The Census of Marine Life, a project started in 2000, is a global effort to identify and catalogue every species in the world’s oceans. Researchers are building a registry of every form of marine life, mapping where the species live and travel, and determining past, present, and expected future populations for each species. The decade-long, USD 650-million project is expected to be completed next year.
According to the L.A. Times, there have already been some intriguing discoveries: “Some bluefin tuna migrate between Los Angeles and Yokohama, Japan; one tagged tuna crossed the Pacific three times in a year. White sharks forage even farther for food, commuting between Australia and South Africa. Some turtles circumnavigate the Pacific, paddling from Baja to Borneo. And a gray-headed albatross — a member of the world’s most threatened family of birds — stunned researchers when it raced around the globe in 46 days flat.”
The Census of Marine Life teams have gone on around 400 ocean expeditions, says the L.A. Times. Furthermore, more than 2,000 scientists from 80 countries are involved in the research, which involves “deep-sea robots, laser-based radar and super-sensitive sonar.” During the expeditions, more than 5,600 new species have been discovered, some in the most inhabitable places — extremely deep or highly salty water. “The abyssal plains, the inky-black, featureless ocean floor that covers more than half the planet, are not barren, lifeless deserts. The proof came when scientists used fine-mesh sieves to trawl nearly three miles down. To their surprise, they scooped up tens of thousands of swimming snails, worms and other tiny invertebrates in almost every net. Many had never been seen before.”
The census is also coding the smallest organisms, including bacteria and archaea, or single-celled microorganisms. According to the L.A. Times, scientists believe tiny organisms play an important role in carbon and nitrogen cycles. Paul Snelgrove, an oceanographer from Memorial University of Newfoundland, said: “Those microbes do a lot of the things that keep the Earth humming along.”
Researchers are also looking into human impact on the ocean environment. Through examining old customs records and captains’ logbooks, census researchers found that fisherman in the Gulf of Maine “hooked 20 times more cod in 1860 than commercial fleets do today.” The evidence points to the fact that people have reduced many fish populations.
By next year, the online database will include photos, DNA codes, and Web sites for 230,000 unique species, including 16,000 species of fish. As part of the process, scientists have pruned some 50,000 aliases from the lists. The same marine animal may have a number of names. “The worst case of multiple identity was a breadcrumb sponge, Halichondria panacea, which had 56 names around the world. Now it will have one.”

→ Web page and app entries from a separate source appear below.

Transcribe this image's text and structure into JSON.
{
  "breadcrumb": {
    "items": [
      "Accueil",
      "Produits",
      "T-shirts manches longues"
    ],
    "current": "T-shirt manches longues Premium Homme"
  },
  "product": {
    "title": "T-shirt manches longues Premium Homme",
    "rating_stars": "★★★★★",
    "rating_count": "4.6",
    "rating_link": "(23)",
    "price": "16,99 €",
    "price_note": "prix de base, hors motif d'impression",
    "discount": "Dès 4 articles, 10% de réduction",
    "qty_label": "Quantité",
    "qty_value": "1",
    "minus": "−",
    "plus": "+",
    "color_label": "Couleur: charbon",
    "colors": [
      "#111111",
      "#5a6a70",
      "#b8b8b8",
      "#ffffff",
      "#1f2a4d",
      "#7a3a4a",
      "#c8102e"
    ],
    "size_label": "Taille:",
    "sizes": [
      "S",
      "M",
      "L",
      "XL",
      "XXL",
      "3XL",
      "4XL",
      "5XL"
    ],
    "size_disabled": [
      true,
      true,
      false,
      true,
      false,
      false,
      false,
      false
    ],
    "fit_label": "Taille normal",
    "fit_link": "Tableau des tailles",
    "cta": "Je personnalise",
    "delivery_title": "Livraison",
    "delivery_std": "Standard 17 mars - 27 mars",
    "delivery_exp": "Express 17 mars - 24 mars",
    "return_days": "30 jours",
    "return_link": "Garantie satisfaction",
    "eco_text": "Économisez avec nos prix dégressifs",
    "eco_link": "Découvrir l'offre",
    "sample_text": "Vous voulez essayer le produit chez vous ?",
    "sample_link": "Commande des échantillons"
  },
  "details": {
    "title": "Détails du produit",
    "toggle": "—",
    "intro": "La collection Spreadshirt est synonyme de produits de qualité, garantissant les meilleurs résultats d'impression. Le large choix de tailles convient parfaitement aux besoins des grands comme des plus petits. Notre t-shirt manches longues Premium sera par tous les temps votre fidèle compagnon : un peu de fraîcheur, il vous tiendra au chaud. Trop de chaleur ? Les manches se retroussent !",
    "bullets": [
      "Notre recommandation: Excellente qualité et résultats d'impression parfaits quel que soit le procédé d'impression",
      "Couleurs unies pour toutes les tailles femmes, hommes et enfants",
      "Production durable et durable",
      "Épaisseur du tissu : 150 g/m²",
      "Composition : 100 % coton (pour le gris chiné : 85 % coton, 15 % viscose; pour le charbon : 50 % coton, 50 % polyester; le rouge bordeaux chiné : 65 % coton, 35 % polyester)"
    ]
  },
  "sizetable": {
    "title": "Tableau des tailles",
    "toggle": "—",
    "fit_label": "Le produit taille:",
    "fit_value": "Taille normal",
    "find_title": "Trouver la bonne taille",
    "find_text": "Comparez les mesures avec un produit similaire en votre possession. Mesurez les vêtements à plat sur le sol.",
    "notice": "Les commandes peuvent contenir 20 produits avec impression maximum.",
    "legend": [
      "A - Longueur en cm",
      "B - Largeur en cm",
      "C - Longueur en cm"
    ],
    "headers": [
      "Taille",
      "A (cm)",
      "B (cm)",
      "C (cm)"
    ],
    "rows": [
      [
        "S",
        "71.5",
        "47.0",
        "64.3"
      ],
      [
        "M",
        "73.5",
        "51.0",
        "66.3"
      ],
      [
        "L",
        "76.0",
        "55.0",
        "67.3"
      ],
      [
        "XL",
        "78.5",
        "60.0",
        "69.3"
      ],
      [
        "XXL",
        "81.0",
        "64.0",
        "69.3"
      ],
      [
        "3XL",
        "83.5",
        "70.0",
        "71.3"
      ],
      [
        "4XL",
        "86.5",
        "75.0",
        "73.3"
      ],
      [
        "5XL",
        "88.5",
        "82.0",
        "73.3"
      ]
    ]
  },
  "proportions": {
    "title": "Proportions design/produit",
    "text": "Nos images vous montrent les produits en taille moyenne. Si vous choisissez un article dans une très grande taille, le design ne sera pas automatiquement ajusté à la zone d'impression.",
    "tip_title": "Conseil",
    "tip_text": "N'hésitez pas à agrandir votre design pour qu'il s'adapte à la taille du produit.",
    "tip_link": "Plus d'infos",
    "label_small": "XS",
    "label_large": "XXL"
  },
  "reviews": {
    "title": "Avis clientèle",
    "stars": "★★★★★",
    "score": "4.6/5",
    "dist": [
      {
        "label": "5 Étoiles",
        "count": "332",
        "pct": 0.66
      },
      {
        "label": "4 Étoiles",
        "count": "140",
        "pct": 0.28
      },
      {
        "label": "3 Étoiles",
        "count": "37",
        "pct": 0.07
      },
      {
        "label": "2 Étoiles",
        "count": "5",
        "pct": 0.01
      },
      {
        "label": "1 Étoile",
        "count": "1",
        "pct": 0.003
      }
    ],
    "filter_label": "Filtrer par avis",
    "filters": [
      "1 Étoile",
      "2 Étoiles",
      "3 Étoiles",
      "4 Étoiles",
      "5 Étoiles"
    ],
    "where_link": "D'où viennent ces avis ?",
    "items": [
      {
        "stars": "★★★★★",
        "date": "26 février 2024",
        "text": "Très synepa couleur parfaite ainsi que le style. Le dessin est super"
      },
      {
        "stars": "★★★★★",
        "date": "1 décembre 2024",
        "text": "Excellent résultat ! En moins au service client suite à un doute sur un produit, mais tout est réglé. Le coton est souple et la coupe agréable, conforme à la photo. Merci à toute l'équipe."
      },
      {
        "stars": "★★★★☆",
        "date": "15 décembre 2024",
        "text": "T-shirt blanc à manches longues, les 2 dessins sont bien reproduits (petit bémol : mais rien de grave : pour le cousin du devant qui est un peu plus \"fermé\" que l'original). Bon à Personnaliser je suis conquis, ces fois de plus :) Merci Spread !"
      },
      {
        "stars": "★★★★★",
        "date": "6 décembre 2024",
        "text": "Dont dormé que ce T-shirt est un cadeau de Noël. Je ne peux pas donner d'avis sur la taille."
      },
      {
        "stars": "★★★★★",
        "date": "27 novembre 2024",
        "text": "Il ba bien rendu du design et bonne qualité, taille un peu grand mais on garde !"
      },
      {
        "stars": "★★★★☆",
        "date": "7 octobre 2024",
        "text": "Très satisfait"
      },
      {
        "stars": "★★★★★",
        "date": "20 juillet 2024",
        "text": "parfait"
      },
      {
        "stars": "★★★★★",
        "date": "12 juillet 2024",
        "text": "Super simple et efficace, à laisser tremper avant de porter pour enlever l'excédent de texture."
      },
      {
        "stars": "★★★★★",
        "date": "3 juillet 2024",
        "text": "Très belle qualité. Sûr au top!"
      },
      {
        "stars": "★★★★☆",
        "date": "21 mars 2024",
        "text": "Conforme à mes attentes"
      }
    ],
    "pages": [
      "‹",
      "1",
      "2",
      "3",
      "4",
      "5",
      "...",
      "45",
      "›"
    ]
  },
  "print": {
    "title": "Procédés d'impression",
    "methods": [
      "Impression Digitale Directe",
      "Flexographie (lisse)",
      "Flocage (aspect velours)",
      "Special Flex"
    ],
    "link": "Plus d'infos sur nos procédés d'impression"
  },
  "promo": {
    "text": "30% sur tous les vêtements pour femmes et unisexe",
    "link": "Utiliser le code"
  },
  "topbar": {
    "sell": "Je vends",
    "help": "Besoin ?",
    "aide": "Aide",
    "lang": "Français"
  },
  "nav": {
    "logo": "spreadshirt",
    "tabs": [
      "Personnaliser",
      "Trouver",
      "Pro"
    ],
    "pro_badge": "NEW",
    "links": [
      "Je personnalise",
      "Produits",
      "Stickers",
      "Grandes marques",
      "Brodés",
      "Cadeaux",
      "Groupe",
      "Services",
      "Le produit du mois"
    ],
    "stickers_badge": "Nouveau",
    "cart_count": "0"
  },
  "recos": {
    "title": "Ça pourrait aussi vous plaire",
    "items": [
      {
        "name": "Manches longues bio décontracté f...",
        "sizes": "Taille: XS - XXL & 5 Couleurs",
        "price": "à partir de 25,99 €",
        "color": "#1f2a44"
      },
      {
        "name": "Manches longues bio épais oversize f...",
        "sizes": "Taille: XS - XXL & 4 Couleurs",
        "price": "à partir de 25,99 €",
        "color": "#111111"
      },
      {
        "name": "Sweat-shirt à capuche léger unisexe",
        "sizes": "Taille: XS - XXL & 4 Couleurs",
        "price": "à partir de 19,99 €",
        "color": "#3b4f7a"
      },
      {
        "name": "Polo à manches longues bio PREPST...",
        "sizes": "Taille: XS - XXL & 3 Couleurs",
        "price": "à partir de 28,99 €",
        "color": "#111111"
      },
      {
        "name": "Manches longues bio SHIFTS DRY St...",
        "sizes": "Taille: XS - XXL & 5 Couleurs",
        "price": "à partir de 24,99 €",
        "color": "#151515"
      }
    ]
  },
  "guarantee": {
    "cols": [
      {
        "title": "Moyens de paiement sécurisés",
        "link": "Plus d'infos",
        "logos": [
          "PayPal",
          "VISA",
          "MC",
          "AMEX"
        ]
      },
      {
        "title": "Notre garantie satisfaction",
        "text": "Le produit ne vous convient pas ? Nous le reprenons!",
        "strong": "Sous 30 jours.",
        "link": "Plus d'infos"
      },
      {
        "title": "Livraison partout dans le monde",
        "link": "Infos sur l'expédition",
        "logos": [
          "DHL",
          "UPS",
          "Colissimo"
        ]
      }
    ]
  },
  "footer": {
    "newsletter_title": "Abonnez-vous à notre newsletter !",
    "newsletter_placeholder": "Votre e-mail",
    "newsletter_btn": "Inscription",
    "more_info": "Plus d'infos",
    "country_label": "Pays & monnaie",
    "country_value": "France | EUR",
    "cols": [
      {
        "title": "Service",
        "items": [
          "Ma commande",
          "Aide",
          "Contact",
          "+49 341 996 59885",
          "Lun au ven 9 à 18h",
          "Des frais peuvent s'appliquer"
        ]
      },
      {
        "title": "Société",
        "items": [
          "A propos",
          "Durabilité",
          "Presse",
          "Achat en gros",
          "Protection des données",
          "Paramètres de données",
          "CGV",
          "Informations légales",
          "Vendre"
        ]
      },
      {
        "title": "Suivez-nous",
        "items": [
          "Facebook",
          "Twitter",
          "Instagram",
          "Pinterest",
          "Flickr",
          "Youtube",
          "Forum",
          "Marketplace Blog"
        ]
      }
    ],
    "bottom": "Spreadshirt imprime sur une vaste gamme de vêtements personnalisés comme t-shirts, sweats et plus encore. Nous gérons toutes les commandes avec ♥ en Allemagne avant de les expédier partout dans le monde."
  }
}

Go to the Census of Marine Life Web site.
Image explanation / credit: An area of concentrated activity between Hawaii and the Baja peninsula, known as the “White Shark Café” is revealed by 47 white sharks equipped with satellite tags. Image: TOPP / Center for Marine Life